If you need more than statistics to convince someone who responds more to stories than numbers, I suggest reaching out to disabled users and respectfully asking them to participate in an informational interview about their experiences with your library. What works for them? What’s difficult or confusing? If they had a magic wand, what would they change? (When arranging this, pay these users for their time. You’re asking them to share their life experiences and expertise.) Highlight these users’ needs and use quotes to help make your case to your administration.

Use statistics to prioritize tasks.

When you have the administrative support and resources to do accessibility work, these statistics can help you prioritize what to work on. For instance, when looking at our campus statistics from our disability resource office, we noticed that the number of neurodiverse students on its list was increasing year after year. (To be clear, the number of neurodiverse students has probably remained mostly the same, but the number of students with diagnoses and who registered for accommodations increased.) So when we were considering what to work on after ensuring that our website passed a basic web accessibility scan, we decided to dedicate time to simplifying our page layouts to make our website less overwhelming for neurodiverse users. We also developed a readability widget in-house to make our website more readable for users with dyslexia and ADHD. And we know there is much more work we should be doing to serve this significant user population.

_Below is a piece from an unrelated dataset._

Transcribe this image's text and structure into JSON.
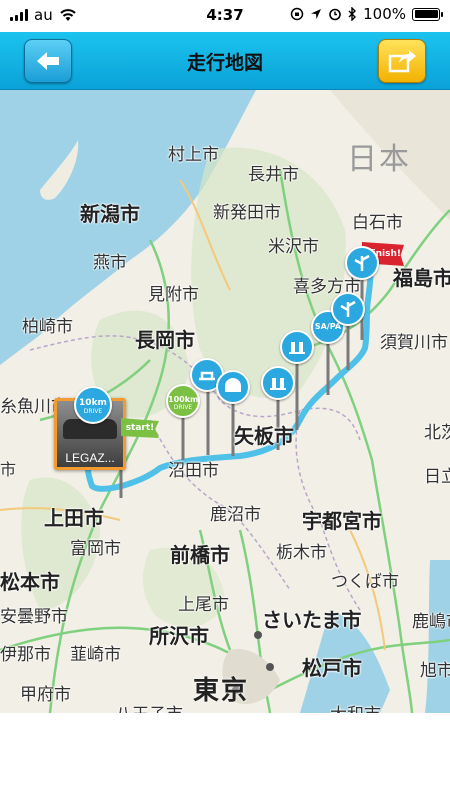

Here’s what not to do, by the way: “We only have 2 legally blind students on our campus. It’s not worth the time to make our services or website accessible for such a small number of blind people.” If a colleague floats something like this, emphasize that you need to comply with accessibility laws and guidelines regardless of numbers, or you risk a lawsuit. Plus, that number doesn’t include non-affiliated users and visitors. And, of course, that number represents actual people who need to be able to use your library.

Have you used statistics about disability and accessibility at your library in positive ways? Have you run into any problems in trying to find and use these stats? I’d love to hear about your experiences — please email me to share them.

🔥 Sign up for LibTech Insights (LTI) new post notifications and updates.

✍️ Interested in contributing to LTI? Send an email to Deb V. at Choice with your topic idea.